Task brief:
What lines in the entries below contain the word "Hyper"? Copy all of them.

=== Begin Enclosure ===

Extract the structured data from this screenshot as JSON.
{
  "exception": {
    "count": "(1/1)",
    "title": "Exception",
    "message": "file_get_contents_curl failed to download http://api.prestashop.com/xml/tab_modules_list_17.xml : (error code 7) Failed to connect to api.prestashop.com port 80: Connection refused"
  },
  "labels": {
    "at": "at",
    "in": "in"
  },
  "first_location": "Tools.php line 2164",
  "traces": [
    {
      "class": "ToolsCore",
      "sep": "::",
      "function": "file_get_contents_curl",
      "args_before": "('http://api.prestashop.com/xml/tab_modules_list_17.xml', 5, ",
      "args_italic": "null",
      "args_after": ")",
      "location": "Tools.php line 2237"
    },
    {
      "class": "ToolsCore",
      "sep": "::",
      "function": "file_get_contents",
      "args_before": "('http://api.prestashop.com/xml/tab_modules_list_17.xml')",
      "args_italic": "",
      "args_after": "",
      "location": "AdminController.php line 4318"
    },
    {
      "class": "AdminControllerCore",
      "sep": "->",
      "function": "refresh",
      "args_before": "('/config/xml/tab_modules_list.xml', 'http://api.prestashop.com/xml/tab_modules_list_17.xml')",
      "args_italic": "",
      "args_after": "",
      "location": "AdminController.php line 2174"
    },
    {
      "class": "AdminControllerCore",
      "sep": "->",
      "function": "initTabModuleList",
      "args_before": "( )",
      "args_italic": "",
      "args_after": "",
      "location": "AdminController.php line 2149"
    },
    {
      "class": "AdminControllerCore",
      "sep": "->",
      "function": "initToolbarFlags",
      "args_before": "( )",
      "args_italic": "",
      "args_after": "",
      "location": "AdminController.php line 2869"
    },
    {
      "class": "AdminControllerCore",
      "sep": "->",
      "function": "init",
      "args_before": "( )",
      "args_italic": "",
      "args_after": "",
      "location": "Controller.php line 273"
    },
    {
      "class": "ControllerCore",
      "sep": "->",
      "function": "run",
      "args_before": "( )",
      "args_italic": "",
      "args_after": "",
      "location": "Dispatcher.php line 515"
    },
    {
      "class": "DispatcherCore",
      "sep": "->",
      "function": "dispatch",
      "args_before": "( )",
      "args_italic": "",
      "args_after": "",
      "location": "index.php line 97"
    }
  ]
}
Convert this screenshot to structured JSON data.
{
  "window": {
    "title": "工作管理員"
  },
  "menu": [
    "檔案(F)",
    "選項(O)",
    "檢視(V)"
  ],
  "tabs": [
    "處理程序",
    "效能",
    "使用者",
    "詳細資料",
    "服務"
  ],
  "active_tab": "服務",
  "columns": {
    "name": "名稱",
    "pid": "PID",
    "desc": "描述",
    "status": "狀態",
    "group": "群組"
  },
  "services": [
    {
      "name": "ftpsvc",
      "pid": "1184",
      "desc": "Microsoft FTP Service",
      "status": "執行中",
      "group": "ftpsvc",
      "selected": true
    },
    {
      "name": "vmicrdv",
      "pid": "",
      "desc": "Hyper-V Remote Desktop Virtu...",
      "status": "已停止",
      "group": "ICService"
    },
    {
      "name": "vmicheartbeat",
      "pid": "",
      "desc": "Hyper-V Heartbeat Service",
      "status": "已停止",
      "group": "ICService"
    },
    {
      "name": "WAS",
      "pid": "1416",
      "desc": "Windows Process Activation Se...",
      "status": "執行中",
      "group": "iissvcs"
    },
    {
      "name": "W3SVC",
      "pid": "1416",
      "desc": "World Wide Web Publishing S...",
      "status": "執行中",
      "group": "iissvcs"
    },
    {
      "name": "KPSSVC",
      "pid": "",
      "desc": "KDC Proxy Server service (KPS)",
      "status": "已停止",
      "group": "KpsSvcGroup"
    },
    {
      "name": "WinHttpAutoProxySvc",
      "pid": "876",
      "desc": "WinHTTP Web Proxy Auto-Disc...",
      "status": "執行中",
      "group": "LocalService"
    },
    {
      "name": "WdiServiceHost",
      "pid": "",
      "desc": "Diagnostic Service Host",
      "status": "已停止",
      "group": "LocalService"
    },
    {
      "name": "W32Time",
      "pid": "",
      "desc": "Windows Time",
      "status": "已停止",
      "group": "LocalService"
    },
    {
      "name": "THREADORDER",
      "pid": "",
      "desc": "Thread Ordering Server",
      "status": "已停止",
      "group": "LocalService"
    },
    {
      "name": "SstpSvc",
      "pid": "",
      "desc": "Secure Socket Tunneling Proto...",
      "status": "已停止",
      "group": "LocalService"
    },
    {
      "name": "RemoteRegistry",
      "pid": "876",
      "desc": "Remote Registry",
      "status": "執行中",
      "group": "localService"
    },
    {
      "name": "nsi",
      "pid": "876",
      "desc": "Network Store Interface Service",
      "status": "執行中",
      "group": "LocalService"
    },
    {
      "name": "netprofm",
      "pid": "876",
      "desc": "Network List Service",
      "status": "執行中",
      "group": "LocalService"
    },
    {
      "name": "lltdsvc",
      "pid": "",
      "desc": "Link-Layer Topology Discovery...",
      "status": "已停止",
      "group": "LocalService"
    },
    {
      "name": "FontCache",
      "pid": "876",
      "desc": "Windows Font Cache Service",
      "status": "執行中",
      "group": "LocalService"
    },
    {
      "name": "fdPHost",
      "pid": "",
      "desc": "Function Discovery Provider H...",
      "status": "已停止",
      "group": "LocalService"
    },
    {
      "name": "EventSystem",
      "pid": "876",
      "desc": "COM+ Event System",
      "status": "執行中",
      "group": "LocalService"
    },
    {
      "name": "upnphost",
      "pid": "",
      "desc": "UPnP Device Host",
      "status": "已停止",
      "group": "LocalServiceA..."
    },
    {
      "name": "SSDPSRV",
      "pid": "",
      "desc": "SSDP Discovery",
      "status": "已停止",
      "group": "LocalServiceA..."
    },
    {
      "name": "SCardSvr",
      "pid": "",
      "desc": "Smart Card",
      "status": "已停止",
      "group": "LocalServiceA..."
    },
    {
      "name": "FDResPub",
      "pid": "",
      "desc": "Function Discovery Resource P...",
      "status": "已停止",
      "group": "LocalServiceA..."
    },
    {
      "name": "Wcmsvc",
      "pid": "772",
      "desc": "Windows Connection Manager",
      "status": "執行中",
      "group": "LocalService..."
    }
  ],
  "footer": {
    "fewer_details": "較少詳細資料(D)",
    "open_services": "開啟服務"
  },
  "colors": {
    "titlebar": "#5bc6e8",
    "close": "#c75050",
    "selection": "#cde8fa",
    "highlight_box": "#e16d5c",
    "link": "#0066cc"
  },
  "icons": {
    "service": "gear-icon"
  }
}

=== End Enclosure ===

Written response:
      "desc": "Hyper-V Remote Desktop Virtu...",
      "desc": "Hyper-V Heartbeat Service",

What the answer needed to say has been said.